A new documentary being aired on discovery+, Ted Bundy: A Faking It Special, sees a number of experts in body language, speech and forensic psychology examine footage from Bundy’s jail cell in 1977 which ‘nail’ his guilt as a murderer.

In one interview, forensic psychologist Kerry Daynes notes how relaxed and confident Bundy appears.

“Bundy is doing everything that he can to project a confident, relaxed persona. It’s a full-on charm offensive,” she says, something that body language expert Dr Cliff Langsley says is Bundy’s attempt at being “likeable” on camera.

“If we can help people to like us then they’ll trust us and believe us, and if we can create that vulnerability and likeability, it’s a powerful influencing tactic.”

At the time the interview was conducted, Bundy was awaiting his murder trial, which he was sure he would be cleared of.

However, Dr Cliff spotted three key clues that contradict Bundy’s innocence.

“Number one, we get an eye closure, which distances ourselves from the words we’re using. Number two, we get a shoulder shrug from one side, and this is a partial expression – leakage – of the full expression of, ‘I have no idea what I’m talking about,”‘ says Dr Cliff.

“But to nail this, we get a little head shake ‘no.’ And when you’re saying something affirmative, but your body is leaking something in the negative, you can trust the body. Because most of these body signals are below consciousness.”

The expert says his undoing is his self-awareness as he stares down the camera lens.

“Now, Bundy’s emotional intelligence, or self-awareness, I judge to be high. What gives me that conclusion is that every time he makes these slips, which are below consciousness, maybe he knows he’s not convincing,” he explains.
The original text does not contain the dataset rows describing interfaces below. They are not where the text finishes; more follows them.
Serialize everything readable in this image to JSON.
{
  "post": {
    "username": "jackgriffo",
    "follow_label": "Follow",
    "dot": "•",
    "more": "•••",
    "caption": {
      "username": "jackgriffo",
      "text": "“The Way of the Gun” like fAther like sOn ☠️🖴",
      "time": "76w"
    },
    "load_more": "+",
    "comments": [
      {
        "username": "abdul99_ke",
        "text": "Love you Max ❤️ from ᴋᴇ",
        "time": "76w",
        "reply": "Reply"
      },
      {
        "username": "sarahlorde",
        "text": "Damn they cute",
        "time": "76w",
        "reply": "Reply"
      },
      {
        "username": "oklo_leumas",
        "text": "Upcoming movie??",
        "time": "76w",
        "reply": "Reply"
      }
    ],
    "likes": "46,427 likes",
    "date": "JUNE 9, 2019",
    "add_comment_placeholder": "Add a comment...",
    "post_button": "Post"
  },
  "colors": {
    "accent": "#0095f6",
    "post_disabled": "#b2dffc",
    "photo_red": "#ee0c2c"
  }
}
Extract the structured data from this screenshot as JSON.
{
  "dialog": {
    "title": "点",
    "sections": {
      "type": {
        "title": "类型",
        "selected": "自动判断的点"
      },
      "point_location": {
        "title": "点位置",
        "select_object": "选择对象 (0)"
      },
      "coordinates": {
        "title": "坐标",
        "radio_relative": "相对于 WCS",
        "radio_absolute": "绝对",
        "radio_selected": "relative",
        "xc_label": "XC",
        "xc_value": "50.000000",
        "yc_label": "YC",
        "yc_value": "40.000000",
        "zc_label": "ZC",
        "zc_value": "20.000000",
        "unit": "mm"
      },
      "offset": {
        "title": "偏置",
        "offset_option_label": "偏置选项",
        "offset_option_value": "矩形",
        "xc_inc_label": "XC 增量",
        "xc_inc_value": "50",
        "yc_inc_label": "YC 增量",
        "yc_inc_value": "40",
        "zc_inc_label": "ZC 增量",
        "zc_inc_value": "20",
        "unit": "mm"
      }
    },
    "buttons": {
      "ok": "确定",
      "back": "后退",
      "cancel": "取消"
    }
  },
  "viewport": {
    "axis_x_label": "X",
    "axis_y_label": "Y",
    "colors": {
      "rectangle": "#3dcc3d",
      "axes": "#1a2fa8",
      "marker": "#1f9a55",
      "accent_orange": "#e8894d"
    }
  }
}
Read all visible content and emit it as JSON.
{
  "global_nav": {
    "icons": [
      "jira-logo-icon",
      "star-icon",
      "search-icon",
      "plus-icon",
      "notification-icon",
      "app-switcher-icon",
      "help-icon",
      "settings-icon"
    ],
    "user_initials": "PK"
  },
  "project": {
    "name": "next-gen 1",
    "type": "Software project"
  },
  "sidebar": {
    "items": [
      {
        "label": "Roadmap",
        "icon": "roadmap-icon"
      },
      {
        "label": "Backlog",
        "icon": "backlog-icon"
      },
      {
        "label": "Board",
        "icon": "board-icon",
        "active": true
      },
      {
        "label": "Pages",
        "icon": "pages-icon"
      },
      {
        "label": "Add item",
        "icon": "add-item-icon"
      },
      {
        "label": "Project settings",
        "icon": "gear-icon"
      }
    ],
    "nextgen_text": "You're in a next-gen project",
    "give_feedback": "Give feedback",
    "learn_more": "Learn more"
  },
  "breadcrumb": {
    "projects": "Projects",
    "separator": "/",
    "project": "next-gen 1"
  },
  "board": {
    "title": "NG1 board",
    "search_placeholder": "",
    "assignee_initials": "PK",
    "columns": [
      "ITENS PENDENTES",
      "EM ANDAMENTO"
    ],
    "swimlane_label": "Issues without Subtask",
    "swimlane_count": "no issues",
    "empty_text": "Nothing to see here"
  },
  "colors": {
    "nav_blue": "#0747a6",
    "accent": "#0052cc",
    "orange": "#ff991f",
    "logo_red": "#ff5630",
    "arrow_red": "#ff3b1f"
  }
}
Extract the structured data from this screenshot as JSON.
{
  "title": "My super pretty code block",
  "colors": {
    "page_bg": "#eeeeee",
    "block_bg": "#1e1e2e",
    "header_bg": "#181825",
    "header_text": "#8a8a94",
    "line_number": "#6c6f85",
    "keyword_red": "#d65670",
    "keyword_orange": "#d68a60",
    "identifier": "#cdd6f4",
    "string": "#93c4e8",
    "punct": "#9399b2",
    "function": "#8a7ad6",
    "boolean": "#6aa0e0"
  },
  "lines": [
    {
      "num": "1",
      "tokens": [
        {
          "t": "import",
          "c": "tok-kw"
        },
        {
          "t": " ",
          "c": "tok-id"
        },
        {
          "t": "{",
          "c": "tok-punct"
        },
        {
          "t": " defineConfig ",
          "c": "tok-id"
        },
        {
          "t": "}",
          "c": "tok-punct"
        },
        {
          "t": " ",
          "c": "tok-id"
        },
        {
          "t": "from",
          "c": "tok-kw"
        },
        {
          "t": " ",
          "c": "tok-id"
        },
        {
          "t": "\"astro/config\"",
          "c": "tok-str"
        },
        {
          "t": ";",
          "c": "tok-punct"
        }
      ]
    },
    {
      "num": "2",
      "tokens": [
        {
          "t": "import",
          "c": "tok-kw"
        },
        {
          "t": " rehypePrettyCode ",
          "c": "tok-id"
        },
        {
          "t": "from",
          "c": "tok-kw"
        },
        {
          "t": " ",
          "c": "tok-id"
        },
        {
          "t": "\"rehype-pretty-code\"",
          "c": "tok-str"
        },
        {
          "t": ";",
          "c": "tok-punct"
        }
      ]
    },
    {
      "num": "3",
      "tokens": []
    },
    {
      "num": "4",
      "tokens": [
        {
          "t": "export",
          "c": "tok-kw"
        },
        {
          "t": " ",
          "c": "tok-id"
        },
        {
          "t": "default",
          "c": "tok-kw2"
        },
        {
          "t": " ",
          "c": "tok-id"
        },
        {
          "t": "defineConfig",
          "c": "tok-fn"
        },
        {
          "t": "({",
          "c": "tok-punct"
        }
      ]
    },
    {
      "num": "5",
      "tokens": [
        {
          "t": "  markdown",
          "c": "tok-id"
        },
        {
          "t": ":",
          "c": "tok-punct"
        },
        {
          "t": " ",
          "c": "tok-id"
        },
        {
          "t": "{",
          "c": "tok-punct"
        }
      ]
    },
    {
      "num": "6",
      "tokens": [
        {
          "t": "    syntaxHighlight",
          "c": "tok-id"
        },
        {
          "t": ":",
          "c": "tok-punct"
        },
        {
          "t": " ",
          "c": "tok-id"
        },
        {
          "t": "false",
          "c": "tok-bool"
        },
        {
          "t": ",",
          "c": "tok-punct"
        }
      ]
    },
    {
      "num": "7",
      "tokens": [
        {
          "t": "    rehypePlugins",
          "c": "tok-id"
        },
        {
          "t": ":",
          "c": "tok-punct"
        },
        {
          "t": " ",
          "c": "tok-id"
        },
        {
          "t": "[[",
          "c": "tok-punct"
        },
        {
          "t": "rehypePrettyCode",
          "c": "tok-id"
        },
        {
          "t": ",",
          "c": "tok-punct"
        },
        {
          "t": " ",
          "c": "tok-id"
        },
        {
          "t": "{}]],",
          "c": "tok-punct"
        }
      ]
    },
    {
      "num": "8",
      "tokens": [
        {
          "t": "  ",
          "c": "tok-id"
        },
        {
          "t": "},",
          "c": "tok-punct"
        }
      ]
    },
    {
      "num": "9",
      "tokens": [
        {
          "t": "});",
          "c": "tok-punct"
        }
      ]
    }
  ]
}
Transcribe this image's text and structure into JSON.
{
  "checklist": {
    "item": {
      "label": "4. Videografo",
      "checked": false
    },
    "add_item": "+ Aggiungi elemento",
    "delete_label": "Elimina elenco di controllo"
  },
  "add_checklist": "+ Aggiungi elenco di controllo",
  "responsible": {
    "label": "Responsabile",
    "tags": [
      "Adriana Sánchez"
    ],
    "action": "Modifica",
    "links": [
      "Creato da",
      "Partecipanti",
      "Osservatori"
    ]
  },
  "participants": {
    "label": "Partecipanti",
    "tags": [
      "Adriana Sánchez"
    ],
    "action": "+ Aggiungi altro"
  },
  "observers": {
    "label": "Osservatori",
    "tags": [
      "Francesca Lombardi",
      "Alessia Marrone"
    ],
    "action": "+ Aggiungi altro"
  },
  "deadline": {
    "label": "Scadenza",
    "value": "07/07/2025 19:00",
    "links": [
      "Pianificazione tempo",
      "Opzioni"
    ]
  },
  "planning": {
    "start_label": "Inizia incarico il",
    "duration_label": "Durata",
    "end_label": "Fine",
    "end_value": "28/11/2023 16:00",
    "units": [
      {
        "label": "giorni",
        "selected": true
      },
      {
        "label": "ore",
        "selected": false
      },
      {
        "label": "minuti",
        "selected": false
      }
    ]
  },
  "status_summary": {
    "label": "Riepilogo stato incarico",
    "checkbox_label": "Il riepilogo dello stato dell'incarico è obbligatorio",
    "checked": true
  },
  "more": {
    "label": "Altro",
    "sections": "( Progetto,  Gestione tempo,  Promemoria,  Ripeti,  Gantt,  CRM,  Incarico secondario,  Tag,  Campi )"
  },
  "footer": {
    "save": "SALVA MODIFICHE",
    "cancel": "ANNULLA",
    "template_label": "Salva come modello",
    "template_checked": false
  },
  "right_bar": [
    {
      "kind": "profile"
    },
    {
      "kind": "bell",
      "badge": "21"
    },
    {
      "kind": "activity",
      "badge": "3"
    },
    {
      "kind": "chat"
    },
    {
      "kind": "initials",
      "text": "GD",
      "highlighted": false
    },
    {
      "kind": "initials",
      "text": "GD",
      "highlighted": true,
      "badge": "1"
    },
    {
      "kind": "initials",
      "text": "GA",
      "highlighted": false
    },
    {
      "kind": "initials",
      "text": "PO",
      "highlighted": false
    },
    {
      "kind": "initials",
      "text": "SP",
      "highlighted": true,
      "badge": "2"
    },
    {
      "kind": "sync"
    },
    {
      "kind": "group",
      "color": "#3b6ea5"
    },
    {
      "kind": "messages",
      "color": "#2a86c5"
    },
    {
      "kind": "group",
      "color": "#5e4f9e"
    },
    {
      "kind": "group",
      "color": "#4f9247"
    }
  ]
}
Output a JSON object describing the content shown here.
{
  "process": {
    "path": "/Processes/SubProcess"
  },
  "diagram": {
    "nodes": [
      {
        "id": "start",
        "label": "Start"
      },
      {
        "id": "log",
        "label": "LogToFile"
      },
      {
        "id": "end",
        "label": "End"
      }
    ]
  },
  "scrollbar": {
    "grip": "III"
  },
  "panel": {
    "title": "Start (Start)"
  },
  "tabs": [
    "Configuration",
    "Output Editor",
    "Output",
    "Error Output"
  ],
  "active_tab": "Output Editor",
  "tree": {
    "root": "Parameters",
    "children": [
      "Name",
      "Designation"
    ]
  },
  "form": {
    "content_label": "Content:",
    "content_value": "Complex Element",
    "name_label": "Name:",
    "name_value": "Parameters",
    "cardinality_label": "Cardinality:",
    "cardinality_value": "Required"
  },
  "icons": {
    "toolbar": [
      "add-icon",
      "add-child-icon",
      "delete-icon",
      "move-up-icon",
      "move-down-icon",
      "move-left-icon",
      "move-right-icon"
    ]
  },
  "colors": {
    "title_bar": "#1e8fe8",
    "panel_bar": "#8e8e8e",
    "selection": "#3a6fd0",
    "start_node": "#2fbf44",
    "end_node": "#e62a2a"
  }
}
“What gives us a clue is a few seconds further on we get this stare right down the camera lens. I think he knows he’s slipped up; this camera check is a semi-conscious check-in of his audience to see if he’s getting away with it.”